In my last few entries, I’ve mentioned in passing the social class differences here that have at times made me feel rather out of place. This week I wanted to spend a little more time explaining those so people have a better idea of what it is like at UDLAP.

Most Mexicans who are able to go to universities after the Mexican equivalent of high school (known here as la prepatoria) usually end up going to a university that is within their home state. These are usually smaller, like the size of one building, and highly specialized. You go to a culinary arts school or a fashion design school, not a liberal arts university where you get degrees in vague concepts like “gender studies” or the “humanities.” People typically end up staying at home, and then move out when they are done with their 4-5 years as an undergrad (the 5 year plan is common here because many Mexican university students end up spending a year abroad). UDLAP is different in that the majority of the students here aren’t from Puebla but from all over, which is more similar to universities in the U.S.

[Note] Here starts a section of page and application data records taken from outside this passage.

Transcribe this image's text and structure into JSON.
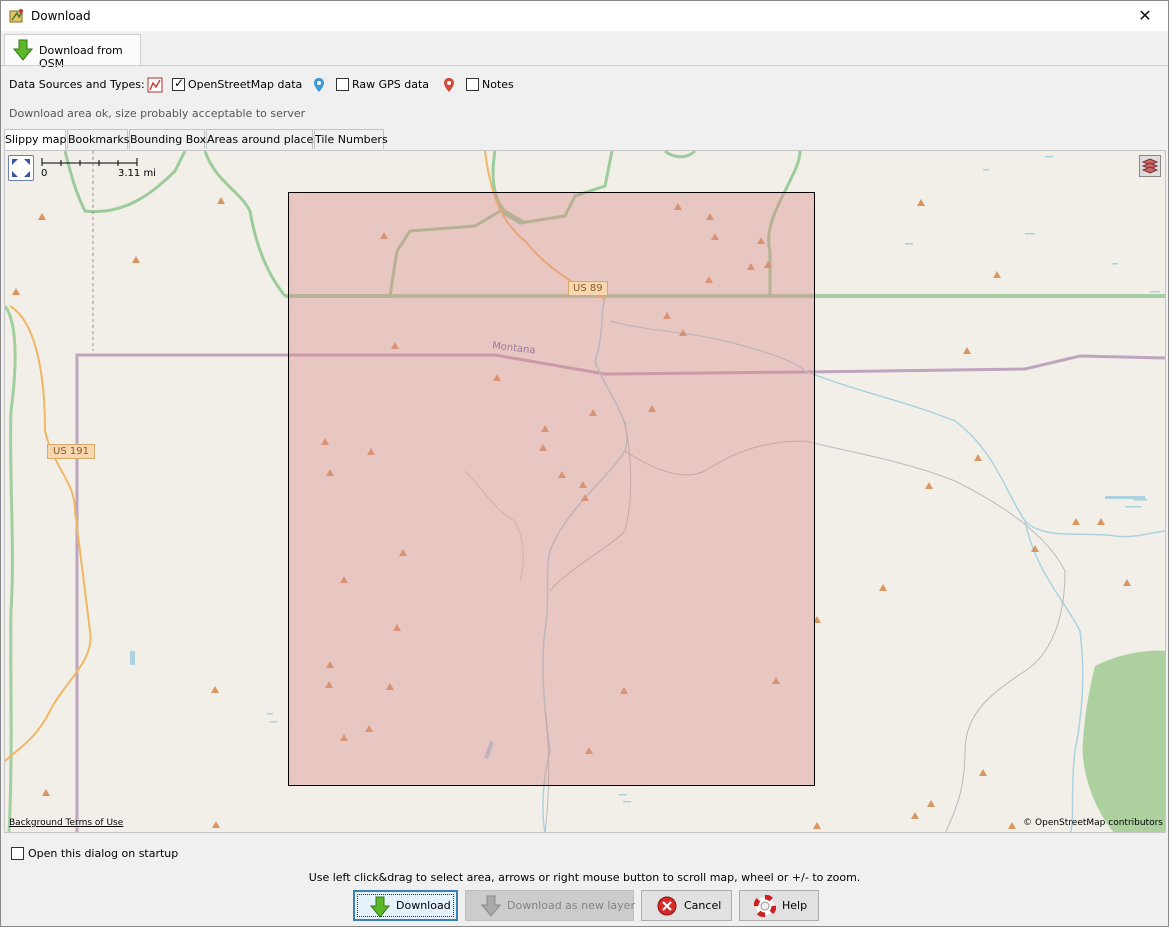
{
  "window": {
    "title": "Download",
    "close_symbol": "✕"
  },
  "main_tab": {
    "label": "Download from OSM"
  },
  "sources": {
    "label": "Data Sources and Types:",
    "items": [
      {
        "label": "OpenStreetMap data",
        "checked": true
      },
      {
        "label": "Raw GPS data",
        "checked": false
      },
      {
        "label": "Notes",
        "checked": false
      }
    ]
  },
  "status_text": "Download area ok, size probably acceptable to server",
  "tabs": [
    "Slippy map",
    "Bookmarks",
    "Bounding Box",
    "Areas around places",
    "Tile Numbers"
  ],
  "active_tab": "Slippy map",
  "map": {
    "scale_start": "0",
    "scale_end": "3.11 mi",
    "labels": {
      "road_us89": "US 89",
      "road_us191": "US 191",
      "state": "Montana"
    },
    "background_terms": "Background Terms of Use",
    "credit": "© OpenStreetMap contributors",
    "selection_color": "#e8a6a6"
  },
  "options": {
    "open_on_startup_label": "Open this dialog on startup",
    "open_on_startup_checked": false
  },
  "hint": "Use left click&drag to select area, arrows or right mouse button to scroll map, wheel or +/- to zoom.",
  "buttons": {
    "download": "Download",
    "download_new_layer": "Download as new layer",
    "cancel": "Cancel",
    "help": "Help"
  }
}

UDLAP has been described to me by several people as a school you come to if your “daddy has money.” This has made for a very interesting social class dynamic. While most people at Valpo are at least somewhat concerned about finances, money is not as big as an issue here. For instance, the Mexican friends that I have made receive about the equivalent of $500 USD (United States Dollars) every month from their parents to spend on food and going out. Even if you are eating rather expensively that is still a lot of money to be spending here. And if people spend all that money before the month is over, the typical response is to call your Mom or Dad and have them send you more money.

While a lot of people do receive scholarships from UDLAP (they usually have to do office work for the department they are in), it is not as common as it is in the U.S. to have a job while you are going to college. If you have enough money to be able to afford going to a university, then your family is probably wealthy enough to pay for everything that you need or want. If people do have jobs, then they often work in the bars and nightclubs that are close buy on campus and use their money to buy Prada handbags or to pay for expensive weekend trips to Jamaica or Cuba.

The fashion is extremely influenced by the social class of the people here. Designer brands are everything here. Whereas in the U.S. I would probably brag about being able to find knock-off Ray Ban sunglasses or finding “cool” clothes at a thrift store, most UDLAP students would never dream of doing these things. If you buy sunglasses, then you buy designer ones, regardless of the fact that they probably cost $300 USD. If you’re going to buy clothes, then you don’t buy “designer-inspired” items, but the latest pieces from the Marc Jacobs fall collection.

You're just not Mexican without your Ray Bans 🙂

After taking a class about consumer culture last semester at Valpo, I have been rather anti-consumerism lately. This has made me feel a bit out of place sometimes when my Mexican friends are talking about fashion, electronics, or more generally just about the stuff they buy. While they listen to me when I tell them that I shop at thrift stores for clothes, that I consciously avoid designer brands, and that I try to save my money as much as possible, you can tell that they think I’m strange. At first this made me uneasy, but after two months of dealing with this I’ve more or less gotten used to it.

These are cultural differences. Neither of us is right or wrong. We just have different mindsets. Had I been born into this culture of wealth and privilege, I would probably have similar ideas and tastes. While it would be easy for me to get frustrated and just call the students here “spoiled rich kids,” I try not to do that. Actually the people here have taught me a lot, and actually I think they have made me more secure about the way that I live my life in the United States. It will be very interesting to see how I readjust when I go back to the more middle class, slightly less consumer-obsessed world that is Valpo.